» **Records for processing**:
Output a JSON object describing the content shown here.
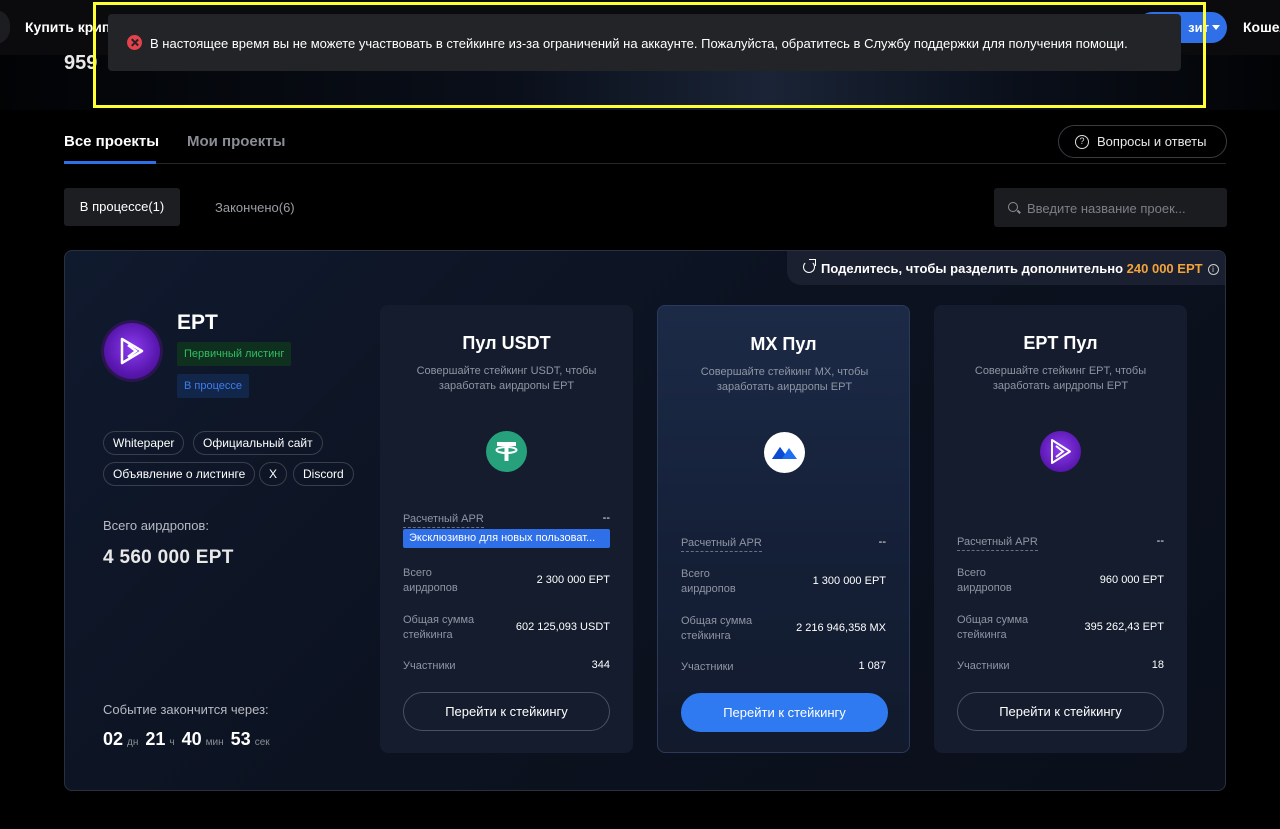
{
  "nav": {
    "buy_crypto": "Купить крипт",
    "deposit": "зит",
    "wallet": "Кошел"
  },
  "hero": {
    "number": "959"
  },
  "toast": {
    "message": "В настоящее время вы не можете участвовать в стейкинге из-за ограничений на аккаунте. Пожалуйста, обратитесь в Службу поддержки для получения помощи."
  },
  "tabs": {
    "all": "Все проекты",
    "mine": "Мои проекты"
  },
  "faq": {
    "label": "Вопросы и ответы"
  },
  "sub_tabs": {
    "in_progress": "В процессе(1)",
    "finished": "Закончено(6)"
  },
  "search": {
    "placeholder": "Введите название проек..."
  },
  "share": {
    "text": "Поделитесь, чтобы разделить дополнительно",
    "amount": "240 000 EPT"
  },
  "project": {
    "name": "EPT",
    "badge_primary": "Первичный листинг",
    "badge_status": "В процессе",
    "links": [
      "Whitepaper",
      "Официальный сайт",
      "Объявление о листинге",
      "X",
      "Discord"
    ],
    "total_label": "Всего аирдропов:",
    "total_value": "4 560 000 EPT",
    "ends_label": "Событие закончится через:",
    "countdown": {
      "days": "02",
      "days_u": "дн",
      "hours": "21",
      "hours_u": "ч",
      "mins": "40",
      "mins_u": "мин",
      "secs": "53",
      "secs_u": "сек"
    }
  },
  "labels": {
    "apr": "Расчетный APR",
    "airdrops": "Всего аирдропов",
    "total_staked": "Общая сумма стейкинга",
    "participants": "Участники",
    "button": "Перейти к стейкингу"
  },
  "pools": [
    {
      "title": "Пул USDT",
      "desc": "Совершайте стейкинг USDT, чтобы заработать аирдропы EPT",
      "apr": "--",
      "exclusive": "Эксклюзивно для новых пользоват...",
      "airdrops": "2 300 000 EPT",
      "staked": "602 125,093 USDT",
      "participants": "344",
      "coin": "usdt-icon",
      "color": "#26a17b"
    },
    {
      "title": "MX Пул",
      "desc": "Совершайте стейкинг MX, чтобы заработать аирдропы EPT",
      "apr": "--",
      "airdrops": "1 300 000 EPT",
      "staked": "2 216 946,358 MX",
      "participants": "1 087",
      "coin": "mx-icon",
      "color": "#ffffff"
    },
    {
      "title": "EPT Пул",
      "desc": "Совершайте стейкинг EPT, чтобы заработать аирдропы EPT",
      "apr": "--",
      "airdrops": "960 000 EPT",
      "staked": "395 262,43 EPT",
      "participants": "18",
      "coin": "ept-icon",
      "color": "#6a22c8"
    }
  ]
}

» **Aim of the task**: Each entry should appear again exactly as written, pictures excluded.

» **Response**:
Output a JSON object describing the content shown here.
{
  "nav": {
    "buy_crypto": "Купить крипт",
    "deposit": "зит",
    "wallet": "Кошел"
  },
  "hero": {
    "number": "959"
  },
  "toast": {
    "message": "В настоящее время вы не можете участвовать в стейкинге из-за ограничений на аккаунте. Пожалуйста, обратитесь в Службу поддержки для получения помощи."
  },
  "tabs": {
    "all": "Все проекты",
    "mine": "Мои проекты"
  },
  "faq": {
    "label": "Вопросы и ответы"
  },
  "sub_tabs": {
    "in_progress": "В процессе(1)",
    "finished": "Закончено(6)"
  },
  "search": {
    "placeholder": "Введите название проек..."
  },
  "share": {
    "text": "Поделитесь, чтобы разделить дополнительно",
    "amount": "240 000 EPT"
  },
  "project": {
    "name": "EPT",
    "badge_primary": "Первичный листинг",
    "badge_status": "В процессе",
    "links": [
      "Whitepaper",
      "Официальный сайт",
      "Объявление о листинге",
      "X",
      "Discord"
    ],
    "total_label": "Всего аирдропов:",
    "total_value": "4 560 000 EPT",
    "ends_label": "Событие закончится через:",
    "countdown": {
      "days": "02",
      "days_u": "дн",
      "hours": "21",
      "hours_u": "ч",
      "mins": "40",
      "mins_u": "мин",
      "secs": "53",
      "secs_u": "сек"
    }
  },
  "labels": {
    "apr": "Расчетный APR",
    "airdrops": "Всего аирдропов",
    "total_staked": "Общая сумма стейкинга",
    "participants": "Участники",
    "button": "Перейти к стейкингу"
  },
  "pools": [
    {
      "title": "Пул USDT",
      "desc": "Совершайте стейкинг USDT, чтобы заработать аирдропы EPT",
      "apr": "--",
      "exclusive": "Эксклюзивно для новых пользоват...",
      "airdrops": "2 300 000 EPT",
      "staked": "602 125,093 USDT",
      "participants": "344",
      "coin": "usdt-icon",
      "color": "#26a17b"
    },
    {
      "title": "MX Пул",
      "desc": "Совершайте стейкинг MX, чтобы заработать аирдропы EPT",
      "apr": "--",
      "airdrops": "1 300 000 EPT",
      "staked": "2 216 946,358 MX",
      "participants": "1 087",
      "coin": "mx-icon",
      "color": "#ffffff"
    },
    {
      "title": "EPT Пул",
      "desc": "Совершайте стейкинг EPT, чтобы заработать аирдропы EPT",
      "apr": "--",
      "airdrops": "960 000 EPT",
      "staked": "395 262,43 EPT",
      "participants": "18",
      "coin": "ept-icon",
      "color": "#6a22c8"
    }
  ]
}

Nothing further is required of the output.